I think my chickpeas must have released too much aquafaba. When I put the entire amount in, it made the mixture quite slack. I had to drop them on the cookie sheet with a spoon, there was no way I could have formed one with my hands. I know the aquafaba was stiff enough, because I could turn the bowl over without it moving. When baked, they spread and lost the snowball shape. They are cooling now so hopefully they will still taste great.


Sunday 3rd of February 2019

I'm severely allergic to egg whites so I was excited to find this recipe. The mixture tasted great but was much too dry for the macaroons to stay together. And once baked, they were really dry. II guess it's possible that different varieties of chick peas yield different amounts of meringue.. I love the concept so I'll try again starting with eight or nine ounces of coconut.


Thursday 7th of February 2019

Hmm.. That is possible, I know I did test the recipe with varying amounts of aquafaba but it's definitely possible even with using varying amounts that I still got more meringue than you! The recipe certainly shouldn't come out dry, though they are quite delicate to work with. This is a good reminder for me to take another look at the recipe, so thank you for the feedback!


Thursday 31st of August 2017

These are SO GOOD! Thank you so much for the recipe. I took them to meditation and people were moaning while eating them. One person said they tasted like clouds! :)


Thursday 7th of September 2017

I am so happy to hear they were enjoyed by so many people!! Thank you!
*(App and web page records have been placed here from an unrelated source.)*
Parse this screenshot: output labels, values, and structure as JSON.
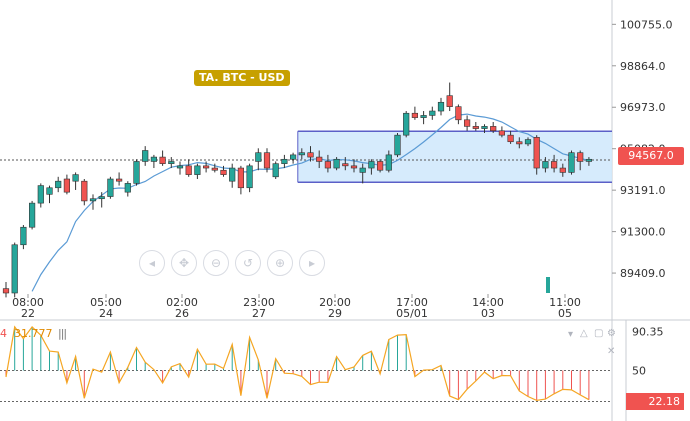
{
  "symbol_label": "TA.  BTC - USD",
  "current_price": "94567.0",
  "indicator": {
    "left_clip": "4",
    "value_text": "31.777",
    "marker": "|||",
    "current_value": "22.18"
  },
  "osc_controls": [
    "chevron-down-icon",
    "triangle-up-icon",
    "square-icon",
    "gear-icon",
    "close-icon"
  ],
  "toolbar_icons": [
    "arrow-left-icon",
    "pan-icon",
    "zoom-out-icon",
    "reset-icon",
    "zoom-in-icon",
    "arrow-right-icon"
  ],
  "colors": {
    "bull": "#26a69a",
    "bear": "#ef5350",
    "ma_line": "#5b9bd5",
    "box_fill": "#cfe8fb",
    "box_border": "#5b5fc7",
    "osc_line": "#f5a623",
    "price_tag": "#f05350",
    "label": "#c7a000"
  },
  "chart_data": {
    "type": "candlestick",
    "y_ticks": [
      "100755.0",
      "98864.0",
      "96973.0",
      "95082.0",
      "93191.0",
      "91300.0",
      "89409.0"
    ],
    "ylim": [
      88500,
      101500
    ],
    "x_ticks": [
      {
        "time": "08:00",
        "date": "22"
      },
      {
        "time": "05:00",
        "date": "24"
      },
      {
        "time": "02:00",
        "date": "26"
      },
      {
        "time": "23:00",
        "date": "27"
      },
      {
        "time": "20:00",
        "date": "29"
      },
      {
        "time": "17:00",
        "date": "05/01"
      },
      {
        "time": "14:00",
        "date": "03"
      },
      {
        "time": "11:00",
        "date": "05"
      }
    ],
    "candles": [
      [
        88700,
        89000,
        88300,
        88500
      ],
      [
        88500,
        90800,
        88300,
        90700
      ],
      [
        90700,
        91600,
        90500,
        91500
      ],
      [
        91500,
        92700,
        91400,
        92600
      ],
      [
        92600,
        93500,
        92400,
        93400
      ],
      [
        93000,
        93400,
        92600,
        93300
      ],
      [
        93300,
        93800,
        93100,
        93600
      ],
      [
        93700,
        93900,
        93000,
        93100
      ],
      [
        93600,
        94000,
        93200,
        93900
      ],
      [
        93600,
        93700,
        92500,
        92700
      ],
      [
        92700,
        93000,
        92300,
        92800
      ],
      [
        92800,
        93100,
        92400,
        92900
      ],
      [
        92900,
        93800,
        92800,
        93700
      ],
      [
        93700,
        94000,
        93400,
        93600
      ],
      [
        93100,
        93600,
        92900,
        93500
      ],
      [
        93500,
        94600,
        93400,
        94500
      ],
      [
        94500,
        95200,
        94300,
        95000
      ],
      [
        94500,
        94800,
        94200,
        94700
      ],
      [
        94700,
        95000,
        94300,
        94400
      ],
      [
        94400,
        94700,
        94200,
        94500
      ],
      [
        94200,
        94500,
        93900,
        94300
      ],
      [
        94300,
        94600,
        93800,
        93900
      ],
      [
        93900,
        94400,
        93700,
        94300
      ],
      [
        94300,
        94500,
        94000,
        94200
      ],
      [
        94200,
        94400,
        94000,
        94100
      ],
      [
        94100,
        94300,
        93800,
        93900
      ],
      [
        93600,
        94400,
        93300,
        94200
      ],
      [
        94200,
        94300,
        93000,
        93300
      ],
      [
        93300,
        94400,
        93100,
        94300
      ],
      [
        94500,
        95100,
        94100,
        94900
      ],
      [
        94900,
        95100,
        94000,
        94200
      ],
      [
        93800,
        94500,
        93700,
        94400
      ],
      [
        94400,
        94800,
        94200,
        94600
      ],
      [
        94600,
        94900,
        94400,
        94800
      ],
      [
        94800,
        95100,
        94600,
        94900
      ],
      [
        94900,
        95200,
        94500,
        94700
      ],
      [
        94700,
        95000,
        94200,
        94500
      ],
      [
        94500,
        94800,
        94000,
        94200
      ],
      [
        94200,
        94700,
        94100,
        94600
      ],
      [
        94400,
        94700,
        94100,
        94300
      ],
      [
        94300,
        94600,
        94000,
        94200
      ],
      [
        94000,
        94400,
        93500,
        94200
      ],
      [
        94200,
        94600,
        93900,
        94500
      ],
      [
        94500,
        94600,
        94000,
        94100
      ],
      [
        94100,
        95000,
        94000,
        94800
      ],
      [
        94800,
        95800,
        94700,
        95700
      ],
      [
        95700,
        96800,
        95600,
        96700
      ],
      [
        96700,
        97000,
        96400,
        96500
      ],
      [
        96500,
        96800,
        96200,
        96600
      ],
      [
        96600,
        97000,
        96400,
        96800
      ],
      [
        96800,
        97400,
        96600,
        97200
      ],
      [
        97500,
        98100,
        96800,
        97000
      ],
      [
        97000,
        97100,
        96200,
        96400
      ],
      [
        96400,
        96600,
        95900,
        96100
      ],
      [
        96100,
        96300,
        95900,
        96000
      ],
      [
        96000,
        96200,
        95800,
        96100
      ],
      [
        96100,
        96300,
        95800,
        95900
      ],
      [
        95900,
        96100,
        95600,
        95700
      ],
      [
        95700,
        95900,
        95300,
        95400
      ],
      [
        95400,
        95600,
        95100,
        95300
      ],
      [
        95300,
        95600,
        95200,
        95500
      ],
      [
        95600,
        95700,
        93900,
        94200
      ],
      [
        94200,
        94700,
        94000,
        94500
      ],
      [
        94500,
        94800,
        94000,
        94200
      ],
      [
        94200,
        94400,
        93800,
        94000
      ],
      [
        94000,
        95000,
        93900,
        94900
      ],
      [
        94900,
        95000,
        94100,
        94500
      ],
      [
        94500,
        94700,
        94300,
        94600
      ]
    ],
    "range_box": {
      "top_price": 95880,
      "bottom_price": 93550,
      "start_index": 34,
      "end_index": 69
    },
    "oscillator": {
      "levels": [
        "90.35",
        "50"
      ],
      "current": 22.18
    }
  }
}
This site uses Akismet to reduce spam. Learn how your comment data is processed.

Skip to Recipe